Vertigo is a condition in which the subject feels dizzy or feels as if he is spinning or moving when in fact he is standing still. Vertigo usually causes a loss of balance, and perhaps sweating and nausea. It is a medical condition that may be caused by such disparate situations as an inner ear imbalance, a brain tumor or carbon monoxide poisoning. The word vertigo is taken directly from the Latin word vertigo, which means a whirling movement.

Vertiginous is an adjective which may mean relating to the condition of vertigo. However, most often the word vertiginous means extremely high or extremely steep. The word vertiginous comes from the same Latin root, as in the Latin word vertiginosus which means being dizzy. It is assumed this refers to the fact that a great height may make one feel dizzy.

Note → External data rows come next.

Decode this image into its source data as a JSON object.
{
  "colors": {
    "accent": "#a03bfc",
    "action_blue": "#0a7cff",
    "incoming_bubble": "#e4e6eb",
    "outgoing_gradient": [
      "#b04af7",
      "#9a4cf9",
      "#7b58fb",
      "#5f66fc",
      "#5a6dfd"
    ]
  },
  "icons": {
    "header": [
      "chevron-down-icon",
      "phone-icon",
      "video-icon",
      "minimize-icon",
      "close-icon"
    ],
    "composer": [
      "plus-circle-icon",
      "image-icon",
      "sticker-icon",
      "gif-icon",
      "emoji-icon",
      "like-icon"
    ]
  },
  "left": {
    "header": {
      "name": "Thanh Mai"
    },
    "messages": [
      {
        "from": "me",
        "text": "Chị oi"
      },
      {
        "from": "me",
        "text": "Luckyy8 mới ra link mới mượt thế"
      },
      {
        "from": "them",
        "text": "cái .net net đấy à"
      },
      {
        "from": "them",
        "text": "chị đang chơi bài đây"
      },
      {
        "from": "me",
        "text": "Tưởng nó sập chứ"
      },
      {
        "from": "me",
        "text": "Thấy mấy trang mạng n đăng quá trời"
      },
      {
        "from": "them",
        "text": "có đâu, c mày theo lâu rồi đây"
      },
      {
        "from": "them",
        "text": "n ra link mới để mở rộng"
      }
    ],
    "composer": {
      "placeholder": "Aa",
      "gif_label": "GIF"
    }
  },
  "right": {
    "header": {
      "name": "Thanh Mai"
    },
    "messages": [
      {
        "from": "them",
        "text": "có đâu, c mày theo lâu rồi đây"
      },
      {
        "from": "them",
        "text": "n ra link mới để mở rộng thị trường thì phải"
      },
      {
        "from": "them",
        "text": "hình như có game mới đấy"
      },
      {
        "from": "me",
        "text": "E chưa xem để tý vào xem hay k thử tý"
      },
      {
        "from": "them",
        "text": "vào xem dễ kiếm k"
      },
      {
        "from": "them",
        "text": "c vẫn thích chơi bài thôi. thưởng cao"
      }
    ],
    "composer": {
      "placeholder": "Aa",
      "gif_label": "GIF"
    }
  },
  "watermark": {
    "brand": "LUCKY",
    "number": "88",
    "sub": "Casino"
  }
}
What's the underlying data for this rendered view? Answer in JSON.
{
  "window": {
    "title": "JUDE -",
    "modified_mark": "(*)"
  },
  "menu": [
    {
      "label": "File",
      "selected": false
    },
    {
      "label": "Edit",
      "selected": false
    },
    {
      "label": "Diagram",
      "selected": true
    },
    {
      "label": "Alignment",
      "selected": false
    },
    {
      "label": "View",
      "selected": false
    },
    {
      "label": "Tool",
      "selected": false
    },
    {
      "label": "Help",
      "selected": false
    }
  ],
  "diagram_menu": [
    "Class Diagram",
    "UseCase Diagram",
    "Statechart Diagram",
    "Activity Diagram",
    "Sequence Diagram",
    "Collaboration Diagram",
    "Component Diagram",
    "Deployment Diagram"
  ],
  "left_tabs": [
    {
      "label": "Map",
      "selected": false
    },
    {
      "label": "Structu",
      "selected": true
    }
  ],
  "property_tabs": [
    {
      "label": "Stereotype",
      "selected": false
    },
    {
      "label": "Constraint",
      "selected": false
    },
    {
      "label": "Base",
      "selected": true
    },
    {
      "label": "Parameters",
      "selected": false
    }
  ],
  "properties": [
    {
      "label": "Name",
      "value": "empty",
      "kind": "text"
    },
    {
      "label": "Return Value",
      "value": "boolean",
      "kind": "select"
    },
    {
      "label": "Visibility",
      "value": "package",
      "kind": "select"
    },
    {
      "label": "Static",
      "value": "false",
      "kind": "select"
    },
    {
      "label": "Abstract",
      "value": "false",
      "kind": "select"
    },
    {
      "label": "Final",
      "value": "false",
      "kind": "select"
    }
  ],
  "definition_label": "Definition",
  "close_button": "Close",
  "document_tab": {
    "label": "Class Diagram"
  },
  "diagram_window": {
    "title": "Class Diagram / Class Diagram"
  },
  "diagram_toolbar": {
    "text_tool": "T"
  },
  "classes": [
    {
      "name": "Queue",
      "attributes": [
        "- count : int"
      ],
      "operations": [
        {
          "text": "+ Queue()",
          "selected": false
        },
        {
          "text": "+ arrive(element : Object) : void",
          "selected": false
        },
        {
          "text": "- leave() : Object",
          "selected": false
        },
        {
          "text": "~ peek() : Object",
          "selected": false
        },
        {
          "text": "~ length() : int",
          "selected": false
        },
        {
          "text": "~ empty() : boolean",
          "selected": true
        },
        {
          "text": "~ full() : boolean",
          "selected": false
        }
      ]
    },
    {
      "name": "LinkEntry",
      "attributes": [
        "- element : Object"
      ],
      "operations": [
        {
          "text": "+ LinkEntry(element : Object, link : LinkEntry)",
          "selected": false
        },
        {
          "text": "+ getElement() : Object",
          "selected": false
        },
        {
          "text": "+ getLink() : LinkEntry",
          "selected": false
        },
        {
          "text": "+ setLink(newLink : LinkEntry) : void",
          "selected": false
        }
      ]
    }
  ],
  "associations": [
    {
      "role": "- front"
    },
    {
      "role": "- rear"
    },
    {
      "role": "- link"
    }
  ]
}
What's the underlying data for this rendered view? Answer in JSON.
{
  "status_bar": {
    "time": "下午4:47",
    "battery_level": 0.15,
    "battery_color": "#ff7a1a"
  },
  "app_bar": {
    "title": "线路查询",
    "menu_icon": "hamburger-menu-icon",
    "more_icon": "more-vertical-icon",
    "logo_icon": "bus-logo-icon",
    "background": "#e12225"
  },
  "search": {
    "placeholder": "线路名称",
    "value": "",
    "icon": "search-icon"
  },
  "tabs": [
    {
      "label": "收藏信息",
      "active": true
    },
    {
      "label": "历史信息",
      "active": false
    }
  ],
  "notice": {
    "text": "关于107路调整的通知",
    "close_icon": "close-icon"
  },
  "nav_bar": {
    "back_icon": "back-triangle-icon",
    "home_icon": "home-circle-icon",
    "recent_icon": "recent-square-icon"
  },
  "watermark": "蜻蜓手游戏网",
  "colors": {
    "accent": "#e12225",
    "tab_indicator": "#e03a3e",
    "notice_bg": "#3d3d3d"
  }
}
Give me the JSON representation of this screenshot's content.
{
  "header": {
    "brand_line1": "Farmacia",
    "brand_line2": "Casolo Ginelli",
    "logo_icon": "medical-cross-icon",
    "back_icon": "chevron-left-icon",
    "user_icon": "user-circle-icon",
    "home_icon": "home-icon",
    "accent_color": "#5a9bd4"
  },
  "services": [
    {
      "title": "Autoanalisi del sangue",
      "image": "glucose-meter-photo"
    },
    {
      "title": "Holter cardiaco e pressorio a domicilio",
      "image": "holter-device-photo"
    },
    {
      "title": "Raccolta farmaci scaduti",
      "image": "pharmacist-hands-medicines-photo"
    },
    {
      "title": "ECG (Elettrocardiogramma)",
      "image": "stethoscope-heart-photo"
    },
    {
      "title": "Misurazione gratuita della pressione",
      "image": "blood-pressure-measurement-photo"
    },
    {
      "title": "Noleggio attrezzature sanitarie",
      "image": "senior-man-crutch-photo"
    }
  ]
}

Dr Foster of the University of Colorado, Denver, has become recognised worldwide for her vertigo treatment – the Half Somersault Manoeuvre. (The Daily Express)

For some people, dizziness or vertigo is a feeling of unsteadiness, with the experience that the whole room is spinning around them. (The Times of Oman)

Mostly, in this cliff-clinging town, I tumble down steps and huff-puff back up again on foot, alternatively enclosed in canyon-like streets or propelled onto pocket-sized terraces with views over vertiginous rooftops to shockingly blue-green water. (The Wauchope Gazette)

Coco defied gravity in vertiginous scarlet heels as she stepped out in the sunshine with Chanel on her hip. (The Daily Mail)